Google Analytics is a free tool you can use to start collecting and analyzing data.

Design and Innovation

The more users enjoy the experience and feel comfortable using a site, the more likely a marketing campaign will be successful. Users always look for a simple, effective, and rich online experience. Any company that gets all three correct will enjoy maximum user retention.

Transition effects, page loading speed, ease of online payment, and calls to action are some of the crucial on-page factors of a digital marketing campaign.

Email Marketing

Email marketing has been around since the early days of the internet. And is still a great way to communicate directly with new users, sales prospects, and existing customers.

Spam filters have become more sensitive over the years and you need to take care when sending unsolicited emails. But as long as you get permission from the user, you can build targeted lists to promote your products and services.

Email marketing works best when you’re providing real value to the user. For example, you can issue a monthly newsletter to your subscribers or send money-off vouchers to incentivize spending.

You can improve open rates by using catchy subject headings and your email body should include a call-to-action.

Tools like MailChimp, SendPulse, and HubSpot are powerful online resources to help you manage your email marketing campaigns.
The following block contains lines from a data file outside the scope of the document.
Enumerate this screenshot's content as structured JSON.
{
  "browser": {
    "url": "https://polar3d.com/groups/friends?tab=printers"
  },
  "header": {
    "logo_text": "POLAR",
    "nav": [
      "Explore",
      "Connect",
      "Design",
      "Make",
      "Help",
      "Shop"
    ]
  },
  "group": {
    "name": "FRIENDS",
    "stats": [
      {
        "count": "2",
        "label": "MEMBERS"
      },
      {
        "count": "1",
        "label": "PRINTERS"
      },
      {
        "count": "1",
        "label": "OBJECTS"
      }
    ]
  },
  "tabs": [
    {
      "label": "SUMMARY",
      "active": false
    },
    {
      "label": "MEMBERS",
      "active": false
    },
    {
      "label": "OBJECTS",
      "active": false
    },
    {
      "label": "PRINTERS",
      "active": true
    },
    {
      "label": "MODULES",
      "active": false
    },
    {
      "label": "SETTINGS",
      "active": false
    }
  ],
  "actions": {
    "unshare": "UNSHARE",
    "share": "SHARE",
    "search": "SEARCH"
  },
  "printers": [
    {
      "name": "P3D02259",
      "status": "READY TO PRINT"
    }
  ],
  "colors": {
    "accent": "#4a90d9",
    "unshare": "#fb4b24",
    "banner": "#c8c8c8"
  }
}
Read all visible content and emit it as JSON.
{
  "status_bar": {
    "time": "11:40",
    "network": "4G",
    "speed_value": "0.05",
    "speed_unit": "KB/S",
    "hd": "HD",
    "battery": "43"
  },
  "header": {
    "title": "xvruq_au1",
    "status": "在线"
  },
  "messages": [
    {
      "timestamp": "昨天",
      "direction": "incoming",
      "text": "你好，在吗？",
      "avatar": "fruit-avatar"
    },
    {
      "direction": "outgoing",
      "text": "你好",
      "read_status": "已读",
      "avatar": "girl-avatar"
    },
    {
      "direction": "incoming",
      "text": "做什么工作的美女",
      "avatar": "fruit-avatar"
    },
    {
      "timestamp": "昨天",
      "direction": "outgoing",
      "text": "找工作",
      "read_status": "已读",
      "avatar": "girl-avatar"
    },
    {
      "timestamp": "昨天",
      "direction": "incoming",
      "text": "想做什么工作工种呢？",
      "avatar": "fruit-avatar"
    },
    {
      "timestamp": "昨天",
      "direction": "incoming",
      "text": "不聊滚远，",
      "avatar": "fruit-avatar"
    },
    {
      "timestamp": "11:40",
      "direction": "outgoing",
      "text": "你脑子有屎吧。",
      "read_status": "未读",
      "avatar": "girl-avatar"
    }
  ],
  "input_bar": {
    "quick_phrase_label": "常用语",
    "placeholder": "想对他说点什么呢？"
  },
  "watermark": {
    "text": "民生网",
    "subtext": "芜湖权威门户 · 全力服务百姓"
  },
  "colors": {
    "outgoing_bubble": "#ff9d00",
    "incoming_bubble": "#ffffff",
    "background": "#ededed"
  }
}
Keeping up with Tech Trends

The digital marketing industry is technology-driven. As a result, it evolves extremely fast. You’ll be expected to stay up to date on all the latest tools and techniques and continually refresh your skills. Knowing the basics of coding and having hands-on experience in content management systems (CMS) like WordPress will help you stand out from the crowd.

Digital Marketing Positions

There are many different career paths available to aspiring digital marketers. By learning about each area, you can make a more informed decision on your future. Let’s go through some of the most popular job titles:

  • SEO Manager: If you enjoy the challenge of ranking up a site in the search results, you may want to consider an SEO position. You’ll need to learn how the Google ranking algorithm works to boost traffic and drive sales. As an SEO manager, you’ll lead a team and be responsible for building inbound links, performing keyword research, generating content ideas, tracking progress, and reporting to senior management.
  • Content Marketing Specialist: For creative individuals with a flair for originality, a content marketing specialist is an ideal role. You’ll need to come up with innovative content ideas and bring them to life using blogs, videos, and infographics. This role requires you to work closely with the SEO team. You should learn how to research relevant keywords that users may use to find your content. You’ll also need to understand how to engage with users and keep them coming back for more.
  • Social Media Manager: A social media manager is responsible for representing the company brand on platforms like Facebook, YouTube, Twitter, and Instagram. You’ll need to create posting schedules and monitor how users respond to your messages. You’re the voice of the company and will need to interact with customers, offer support, and organize giveaways and competitions to help build followers.
  • Digital Marketing Manager: A digital marketing manager monitors the overall content strategy and marketing campaign. Your goal is to enhance brand awareness, drive traffic to company sites, and generate new leads. You’ll also need to keep existing customers happy and meet user retention targets. You’ll need to develop a marketing plan that includes budgets, goals, deadlines, and resource allocation. The success of the entire campaign will be your responsibility.